Jean Hunter, associate professor of biological and environmental engineering at Cornell University, recently described the problem simply as “menu fatigue.” Hunter and her associates have lately received a $947,000 NASA grant to conduct a 120-day analog study in a simulated Mars habitat, where a team of volunteers will compare crew-cooked vs. pre-prepared meals to see which ones make them gag the least. It’s an expensive-but-crucial study. Seems our boys are simply bored with the same old NASA cuisine and as a result are, on long duration missions, inclined to eat less and run a higher risk of the condition known as “space hunger.”
This of course puts the astronaut’s health and the overall mission at risk. Mission Control operator Charles Doggett of Kennedy Space Center said, “It’s getting really bad up there. They’re not eating their greens. At first we tried the whole ‘You can’t have your freeze-dried ice cream until you’ve eaten your freeze-dried cabbage’ routine, but that didn’t work because we’re all the way down here at Mission Control and we can’t really enforce any of our rules. They call our bluff every time. We hear them laughing at us in our earpieces. So we tried to sneak some cabbage-infused dehydrated ice cream up there on one of the supply runs but the boys up there, they hated it, absolutely hated it, and then they said they hated us, too, and they didn’t take any of our calls for three days. We don’t have the budget for that. It’s a real bad case of ‘menu fatigue.’”
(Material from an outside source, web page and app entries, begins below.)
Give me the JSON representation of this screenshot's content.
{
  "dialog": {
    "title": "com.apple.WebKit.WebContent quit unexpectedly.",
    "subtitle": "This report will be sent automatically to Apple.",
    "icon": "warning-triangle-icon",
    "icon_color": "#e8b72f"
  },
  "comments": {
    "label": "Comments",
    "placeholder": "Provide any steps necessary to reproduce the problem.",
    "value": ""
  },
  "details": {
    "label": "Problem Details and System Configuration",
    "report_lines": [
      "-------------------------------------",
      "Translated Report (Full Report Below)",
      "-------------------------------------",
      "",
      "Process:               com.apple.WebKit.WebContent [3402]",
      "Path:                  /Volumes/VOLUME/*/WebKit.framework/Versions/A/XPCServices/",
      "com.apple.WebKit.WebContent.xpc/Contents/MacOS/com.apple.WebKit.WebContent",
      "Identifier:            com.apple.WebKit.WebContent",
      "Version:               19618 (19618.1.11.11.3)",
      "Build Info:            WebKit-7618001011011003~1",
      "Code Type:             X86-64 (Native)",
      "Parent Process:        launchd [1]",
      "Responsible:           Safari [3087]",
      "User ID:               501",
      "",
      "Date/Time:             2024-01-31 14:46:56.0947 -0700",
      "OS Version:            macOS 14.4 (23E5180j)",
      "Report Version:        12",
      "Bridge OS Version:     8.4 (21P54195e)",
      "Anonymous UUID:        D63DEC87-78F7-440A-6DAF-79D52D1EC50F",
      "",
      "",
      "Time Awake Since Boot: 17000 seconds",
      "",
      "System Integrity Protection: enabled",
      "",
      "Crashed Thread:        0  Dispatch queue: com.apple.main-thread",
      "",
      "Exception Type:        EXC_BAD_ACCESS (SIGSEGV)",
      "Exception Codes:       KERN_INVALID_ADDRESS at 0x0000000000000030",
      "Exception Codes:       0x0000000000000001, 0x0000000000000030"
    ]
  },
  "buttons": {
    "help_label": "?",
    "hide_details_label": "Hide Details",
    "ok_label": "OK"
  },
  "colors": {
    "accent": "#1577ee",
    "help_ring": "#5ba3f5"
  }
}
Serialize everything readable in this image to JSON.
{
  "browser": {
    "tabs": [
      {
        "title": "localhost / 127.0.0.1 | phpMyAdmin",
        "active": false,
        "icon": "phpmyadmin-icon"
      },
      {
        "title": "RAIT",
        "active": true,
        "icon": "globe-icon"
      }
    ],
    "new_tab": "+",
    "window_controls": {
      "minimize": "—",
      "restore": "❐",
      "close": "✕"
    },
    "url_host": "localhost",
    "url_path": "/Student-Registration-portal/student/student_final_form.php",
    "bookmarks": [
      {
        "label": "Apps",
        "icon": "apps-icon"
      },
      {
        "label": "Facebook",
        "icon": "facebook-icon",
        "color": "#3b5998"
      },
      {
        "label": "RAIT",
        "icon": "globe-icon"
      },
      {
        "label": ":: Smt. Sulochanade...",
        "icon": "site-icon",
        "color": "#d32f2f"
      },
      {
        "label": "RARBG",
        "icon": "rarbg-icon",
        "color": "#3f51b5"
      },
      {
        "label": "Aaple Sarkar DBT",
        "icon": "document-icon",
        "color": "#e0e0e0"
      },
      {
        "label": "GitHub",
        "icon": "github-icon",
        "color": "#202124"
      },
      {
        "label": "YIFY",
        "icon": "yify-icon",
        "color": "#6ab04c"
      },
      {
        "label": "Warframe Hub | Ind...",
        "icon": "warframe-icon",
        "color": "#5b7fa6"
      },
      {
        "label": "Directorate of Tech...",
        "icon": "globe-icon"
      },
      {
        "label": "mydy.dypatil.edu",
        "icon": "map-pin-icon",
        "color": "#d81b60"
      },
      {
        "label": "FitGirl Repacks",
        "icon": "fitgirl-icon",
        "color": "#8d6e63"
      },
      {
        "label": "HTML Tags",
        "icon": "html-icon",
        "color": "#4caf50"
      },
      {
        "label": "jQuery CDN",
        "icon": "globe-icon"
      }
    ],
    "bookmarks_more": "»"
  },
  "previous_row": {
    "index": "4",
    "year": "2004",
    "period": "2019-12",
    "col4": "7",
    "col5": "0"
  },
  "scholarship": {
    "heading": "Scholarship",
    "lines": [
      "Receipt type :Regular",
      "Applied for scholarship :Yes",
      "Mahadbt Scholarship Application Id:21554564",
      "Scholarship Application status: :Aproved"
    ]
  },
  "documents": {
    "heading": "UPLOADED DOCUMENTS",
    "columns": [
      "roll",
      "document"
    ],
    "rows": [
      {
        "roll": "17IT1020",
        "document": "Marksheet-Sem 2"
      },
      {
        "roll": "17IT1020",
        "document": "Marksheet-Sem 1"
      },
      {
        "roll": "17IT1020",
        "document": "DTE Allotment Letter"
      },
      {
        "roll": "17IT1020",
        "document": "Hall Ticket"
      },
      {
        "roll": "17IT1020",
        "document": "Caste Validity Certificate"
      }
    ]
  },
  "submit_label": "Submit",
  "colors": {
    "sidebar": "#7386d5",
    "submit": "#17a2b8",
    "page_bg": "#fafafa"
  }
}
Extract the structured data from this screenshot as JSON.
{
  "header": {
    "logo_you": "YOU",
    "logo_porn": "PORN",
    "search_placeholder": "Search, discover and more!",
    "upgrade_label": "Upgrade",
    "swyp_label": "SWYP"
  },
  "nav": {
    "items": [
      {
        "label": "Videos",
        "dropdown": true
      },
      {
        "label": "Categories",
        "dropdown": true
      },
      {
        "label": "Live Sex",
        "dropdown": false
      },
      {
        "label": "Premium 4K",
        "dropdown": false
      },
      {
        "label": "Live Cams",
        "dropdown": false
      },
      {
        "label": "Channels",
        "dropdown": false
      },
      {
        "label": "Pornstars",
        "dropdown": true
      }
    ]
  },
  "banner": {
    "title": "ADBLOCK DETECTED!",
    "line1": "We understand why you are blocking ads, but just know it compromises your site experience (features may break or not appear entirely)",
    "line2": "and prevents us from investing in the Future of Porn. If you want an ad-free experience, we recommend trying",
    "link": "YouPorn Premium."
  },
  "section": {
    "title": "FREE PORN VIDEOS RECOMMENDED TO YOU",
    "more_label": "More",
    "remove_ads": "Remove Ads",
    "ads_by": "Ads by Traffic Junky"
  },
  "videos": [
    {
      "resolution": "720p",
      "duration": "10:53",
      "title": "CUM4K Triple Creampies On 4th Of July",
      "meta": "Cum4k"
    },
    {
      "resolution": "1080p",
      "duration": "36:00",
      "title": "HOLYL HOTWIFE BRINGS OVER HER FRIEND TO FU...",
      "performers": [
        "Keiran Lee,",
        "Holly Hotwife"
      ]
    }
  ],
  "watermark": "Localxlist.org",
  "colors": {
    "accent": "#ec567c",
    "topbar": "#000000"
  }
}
The solution? NASA, in a joint effort with the European Space Agency, intends to institute a system of appropriate rewards for good astronaut behavior. “If they eat their ‘boring’ freeze-dried beef dinners—I mean the entire packet—we’ll allow each of them fifteen minutes with the robotic arm. They love that thing.”